== Instructions to follow ==
Check every line below for the string "European", and copy the lines that contain it.
◇ ◇ ◇ ◇ ◇
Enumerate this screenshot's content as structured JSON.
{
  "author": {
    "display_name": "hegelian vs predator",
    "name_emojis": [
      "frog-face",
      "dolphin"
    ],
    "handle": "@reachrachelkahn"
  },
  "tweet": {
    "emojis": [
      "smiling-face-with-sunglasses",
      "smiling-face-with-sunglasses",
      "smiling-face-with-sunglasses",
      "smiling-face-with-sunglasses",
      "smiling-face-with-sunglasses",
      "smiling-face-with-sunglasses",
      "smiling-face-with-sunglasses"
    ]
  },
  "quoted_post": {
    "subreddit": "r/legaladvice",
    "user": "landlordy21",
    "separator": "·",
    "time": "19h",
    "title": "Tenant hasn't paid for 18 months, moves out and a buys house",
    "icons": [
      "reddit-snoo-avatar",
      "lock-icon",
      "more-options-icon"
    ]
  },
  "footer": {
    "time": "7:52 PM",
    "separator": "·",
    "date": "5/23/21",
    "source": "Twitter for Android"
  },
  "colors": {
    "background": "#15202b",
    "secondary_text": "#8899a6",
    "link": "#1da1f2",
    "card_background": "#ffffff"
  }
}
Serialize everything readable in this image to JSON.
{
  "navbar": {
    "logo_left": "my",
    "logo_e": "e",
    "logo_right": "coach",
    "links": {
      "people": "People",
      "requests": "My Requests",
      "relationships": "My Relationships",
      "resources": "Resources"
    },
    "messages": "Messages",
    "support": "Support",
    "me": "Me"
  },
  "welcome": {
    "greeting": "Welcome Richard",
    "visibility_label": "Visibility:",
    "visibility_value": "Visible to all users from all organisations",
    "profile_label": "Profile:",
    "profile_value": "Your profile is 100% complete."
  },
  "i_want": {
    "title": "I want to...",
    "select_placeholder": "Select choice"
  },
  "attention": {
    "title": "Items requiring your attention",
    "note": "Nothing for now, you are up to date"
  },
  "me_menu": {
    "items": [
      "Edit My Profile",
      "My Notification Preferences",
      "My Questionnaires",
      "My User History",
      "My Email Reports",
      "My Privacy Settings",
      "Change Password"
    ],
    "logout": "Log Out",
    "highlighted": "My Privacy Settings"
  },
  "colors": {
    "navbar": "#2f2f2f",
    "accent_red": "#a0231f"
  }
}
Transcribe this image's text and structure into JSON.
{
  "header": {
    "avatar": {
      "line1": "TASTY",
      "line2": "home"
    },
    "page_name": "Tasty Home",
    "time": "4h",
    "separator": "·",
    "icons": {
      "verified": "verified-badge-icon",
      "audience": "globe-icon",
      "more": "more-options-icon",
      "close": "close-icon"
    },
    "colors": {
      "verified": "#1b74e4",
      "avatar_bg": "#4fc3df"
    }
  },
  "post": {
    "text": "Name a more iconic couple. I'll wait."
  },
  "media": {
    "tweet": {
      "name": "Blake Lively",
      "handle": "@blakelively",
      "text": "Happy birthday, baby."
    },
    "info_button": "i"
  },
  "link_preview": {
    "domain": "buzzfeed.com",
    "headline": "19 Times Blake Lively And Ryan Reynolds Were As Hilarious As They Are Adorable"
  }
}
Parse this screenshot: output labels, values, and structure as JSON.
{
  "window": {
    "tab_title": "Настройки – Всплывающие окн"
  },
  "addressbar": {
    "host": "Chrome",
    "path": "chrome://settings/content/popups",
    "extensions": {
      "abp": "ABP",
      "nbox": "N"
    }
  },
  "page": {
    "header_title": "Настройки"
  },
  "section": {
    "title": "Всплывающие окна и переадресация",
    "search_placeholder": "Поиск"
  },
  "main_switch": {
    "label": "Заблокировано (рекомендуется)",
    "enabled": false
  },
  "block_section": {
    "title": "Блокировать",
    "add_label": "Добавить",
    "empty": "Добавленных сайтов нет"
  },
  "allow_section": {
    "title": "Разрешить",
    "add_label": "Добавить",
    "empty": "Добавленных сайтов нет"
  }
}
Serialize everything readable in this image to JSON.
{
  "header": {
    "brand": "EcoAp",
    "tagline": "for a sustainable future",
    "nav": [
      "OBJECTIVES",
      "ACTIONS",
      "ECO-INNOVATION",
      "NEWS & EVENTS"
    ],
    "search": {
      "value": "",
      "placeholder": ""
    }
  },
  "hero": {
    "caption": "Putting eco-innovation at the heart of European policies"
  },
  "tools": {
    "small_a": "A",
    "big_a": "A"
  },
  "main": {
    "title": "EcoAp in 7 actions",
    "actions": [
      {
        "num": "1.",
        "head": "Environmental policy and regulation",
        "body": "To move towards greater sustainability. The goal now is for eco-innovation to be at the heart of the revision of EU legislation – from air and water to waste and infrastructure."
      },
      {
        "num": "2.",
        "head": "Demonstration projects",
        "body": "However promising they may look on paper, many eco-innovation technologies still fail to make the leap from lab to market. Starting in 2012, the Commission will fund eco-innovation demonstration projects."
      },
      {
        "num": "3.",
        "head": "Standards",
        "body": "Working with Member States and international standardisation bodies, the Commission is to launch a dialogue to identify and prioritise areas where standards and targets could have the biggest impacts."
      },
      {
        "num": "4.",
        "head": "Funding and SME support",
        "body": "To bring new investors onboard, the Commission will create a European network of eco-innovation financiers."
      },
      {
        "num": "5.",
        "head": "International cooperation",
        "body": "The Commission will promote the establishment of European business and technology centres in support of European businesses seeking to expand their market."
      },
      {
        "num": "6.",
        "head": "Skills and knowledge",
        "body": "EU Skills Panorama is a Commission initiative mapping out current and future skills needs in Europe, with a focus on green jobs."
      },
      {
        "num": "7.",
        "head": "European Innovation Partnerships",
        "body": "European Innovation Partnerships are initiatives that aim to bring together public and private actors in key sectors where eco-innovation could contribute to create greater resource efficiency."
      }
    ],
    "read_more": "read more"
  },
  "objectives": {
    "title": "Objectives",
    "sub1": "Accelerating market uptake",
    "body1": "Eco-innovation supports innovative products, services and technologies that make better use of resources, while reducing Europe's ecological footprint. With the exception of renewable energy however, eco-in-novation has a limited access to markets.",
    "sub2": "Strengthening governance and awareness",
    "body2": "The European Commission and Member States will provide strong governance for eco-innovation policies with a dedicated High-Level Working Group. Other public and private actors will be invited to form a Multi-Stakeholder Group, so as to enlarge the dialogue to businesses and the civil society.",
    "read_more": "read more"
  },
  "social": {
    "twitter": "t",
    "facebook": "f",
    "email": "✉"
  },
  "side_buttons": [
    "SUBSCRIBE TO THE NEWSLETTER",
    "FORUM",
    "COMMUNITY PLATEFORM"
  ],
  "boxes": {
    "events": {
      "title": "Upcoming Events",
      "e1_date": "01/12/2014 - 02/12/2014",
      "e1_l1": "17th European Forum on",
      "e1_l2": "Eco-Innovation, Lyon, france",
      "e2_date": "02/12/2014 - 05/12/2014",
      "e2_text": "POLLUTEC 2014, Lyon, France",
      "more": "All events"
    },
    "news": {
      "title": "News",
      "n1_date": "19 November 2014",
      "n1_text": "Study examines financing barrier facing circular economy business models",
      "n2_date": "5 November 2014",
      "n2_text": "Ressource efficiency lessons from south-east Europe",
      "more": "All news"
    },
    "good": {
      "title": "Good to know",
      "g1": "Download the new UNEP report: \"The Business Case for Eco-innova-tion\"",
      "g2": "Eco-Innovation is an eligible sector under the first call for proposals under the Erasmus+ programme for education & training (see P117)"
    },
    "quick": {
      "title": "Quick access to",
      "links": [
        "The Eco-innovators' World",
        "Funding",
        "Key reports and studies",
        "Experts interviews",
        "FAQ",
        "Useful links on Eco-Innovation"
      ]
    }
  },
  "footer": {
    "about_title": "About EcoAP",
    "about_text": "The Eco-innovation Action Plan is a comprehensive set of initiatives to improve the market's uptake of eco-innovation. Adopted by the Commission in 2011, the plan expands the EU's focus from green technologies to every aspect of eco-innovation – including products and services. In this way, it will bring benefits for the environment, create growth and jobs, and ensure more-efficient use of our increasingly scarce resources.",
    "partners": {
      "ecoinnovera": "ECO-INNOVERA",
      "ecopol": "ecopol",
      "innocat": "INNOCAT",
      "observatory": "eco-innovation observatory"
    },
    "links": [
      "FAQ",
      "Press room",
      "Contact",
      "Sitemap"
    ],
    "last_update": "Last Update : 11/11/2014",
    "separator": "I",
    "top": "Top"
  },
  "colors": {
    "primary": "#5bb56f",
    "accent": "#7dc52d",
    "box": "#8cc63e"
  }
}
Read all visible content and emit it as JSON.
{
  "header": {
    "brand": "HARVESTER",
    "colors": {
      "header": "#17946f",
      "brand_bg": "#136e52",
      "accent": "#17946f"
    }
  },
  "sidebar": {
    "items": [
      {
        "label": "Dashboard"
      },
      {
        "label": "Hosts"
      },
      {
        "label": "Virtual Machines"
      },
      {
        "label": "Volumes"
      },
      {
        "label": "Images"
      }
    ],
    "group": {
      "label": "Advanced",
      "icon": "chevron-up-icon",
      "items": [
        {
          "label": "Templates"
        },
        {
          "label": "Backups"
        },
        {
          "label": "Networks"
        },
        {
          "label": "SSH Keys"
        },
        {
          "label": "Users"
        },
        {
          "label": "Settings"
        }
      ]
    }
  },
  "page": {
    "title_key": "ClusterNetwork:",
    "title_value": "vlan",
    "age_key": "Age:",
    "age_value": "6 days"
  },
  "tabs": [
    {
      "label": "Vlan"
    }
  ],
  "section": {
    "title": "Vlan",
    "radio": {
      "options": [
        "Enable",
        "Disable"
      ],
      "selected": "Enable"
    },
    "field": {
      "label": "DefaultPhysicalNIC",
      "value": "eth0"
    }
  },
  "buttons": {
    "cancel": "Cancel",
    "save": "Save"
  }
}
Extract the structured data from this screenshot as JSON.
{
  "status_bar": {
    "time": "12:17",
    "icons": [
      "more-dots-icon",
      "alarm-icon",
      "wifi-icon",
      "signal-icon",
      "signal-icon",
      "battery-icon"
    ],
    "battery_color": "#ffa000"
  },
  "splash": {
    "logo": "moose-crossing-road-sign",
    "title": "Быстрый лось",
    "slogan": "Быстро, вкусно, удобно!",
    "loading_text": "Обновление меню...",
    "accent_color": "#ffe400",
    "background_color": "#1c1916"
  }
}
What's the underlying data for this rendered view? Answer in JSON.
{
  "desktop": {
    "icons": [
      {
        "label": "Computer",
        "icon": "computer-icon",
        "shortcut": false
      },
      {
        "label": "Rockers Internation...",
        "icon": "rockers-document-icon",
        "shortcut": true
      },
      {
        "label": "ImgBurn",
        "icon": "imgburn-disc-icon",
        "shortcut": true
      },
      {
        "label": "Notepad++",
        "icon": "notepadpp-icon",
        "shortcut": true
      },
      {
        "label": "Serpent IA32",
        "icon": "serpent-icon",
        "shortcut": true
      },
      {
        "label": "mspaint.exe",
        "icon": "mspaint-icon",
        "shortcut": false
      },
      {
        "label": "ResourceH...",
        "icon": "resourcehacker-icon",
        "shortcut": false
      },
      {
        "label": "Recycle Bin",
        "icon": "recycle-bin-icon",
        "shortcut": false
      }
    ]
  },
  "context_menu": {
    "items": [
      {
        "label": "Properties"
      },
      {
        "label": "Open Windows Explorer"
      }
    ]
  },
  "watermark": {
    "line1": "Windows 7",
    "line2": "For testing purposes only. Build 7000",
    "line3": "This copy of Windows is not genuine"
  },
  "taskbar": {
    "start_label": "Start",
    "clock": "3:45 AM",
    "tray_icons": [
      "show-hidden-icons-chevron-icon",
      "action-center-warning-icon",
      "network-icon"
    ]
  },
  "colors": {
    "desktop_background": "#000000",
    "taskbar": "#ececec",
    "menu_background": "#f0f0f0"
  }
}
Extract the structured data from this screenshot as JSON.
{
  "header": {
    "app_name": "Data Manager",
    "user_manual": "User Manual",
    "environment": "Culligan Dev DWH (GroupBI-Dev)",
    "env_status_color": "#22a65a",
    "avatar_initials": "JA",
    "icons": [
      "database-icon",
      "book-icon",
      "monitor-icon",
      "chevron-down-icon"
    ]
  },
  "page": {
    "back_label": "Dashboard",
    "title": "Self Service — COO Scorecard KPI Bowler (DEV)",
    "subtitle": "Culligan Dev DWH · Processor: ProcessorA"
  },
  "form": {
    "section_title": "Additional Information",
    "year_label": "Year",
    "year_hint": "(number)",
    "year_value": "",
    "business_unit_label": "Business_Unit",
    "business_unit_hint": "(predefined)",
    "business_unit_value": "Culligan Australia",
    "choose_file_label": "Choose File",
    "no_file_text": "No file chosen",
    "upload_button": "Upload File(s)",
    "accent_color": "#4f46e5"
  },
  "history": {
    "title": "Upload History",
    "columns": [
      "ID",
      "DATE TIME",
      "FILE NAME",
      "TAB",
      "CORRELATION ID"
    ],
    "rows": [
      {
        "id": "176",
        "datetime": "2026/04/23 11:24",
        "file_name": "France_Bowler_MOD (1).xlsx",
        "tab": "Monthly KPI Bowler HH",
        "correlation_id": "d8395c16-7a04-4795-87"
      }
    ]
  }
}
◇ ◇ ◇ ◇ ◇
== Solution for this exercise ==
    "caption": "Putting eco-innovation at the heart of European policies"
        "body": "To bring new investors onboard, the Commission will create a European network of eco-innovation financiers."
        "body": "The Commission will promote the establishment of European business and technology centres in support of European businesses seeking to expand their market."
        "head": "European Innovation Partnerships",
        "body": "European Innovation Partnerships are initiatives that aim to bring together public and private actors in key sectors where eco-innovation could contribute to create greater resource efficiency."
    "body2": "The European Commission and Member States will provide strong governance for eco-innovation policies with a dedicated High-Level Working Group. Other public and private actors will be invited to form a Multi-Stakeholder Group, so as to enlarge the dialogue to businesses and the civil society.",
      "e1_l1": "17th European Forum on",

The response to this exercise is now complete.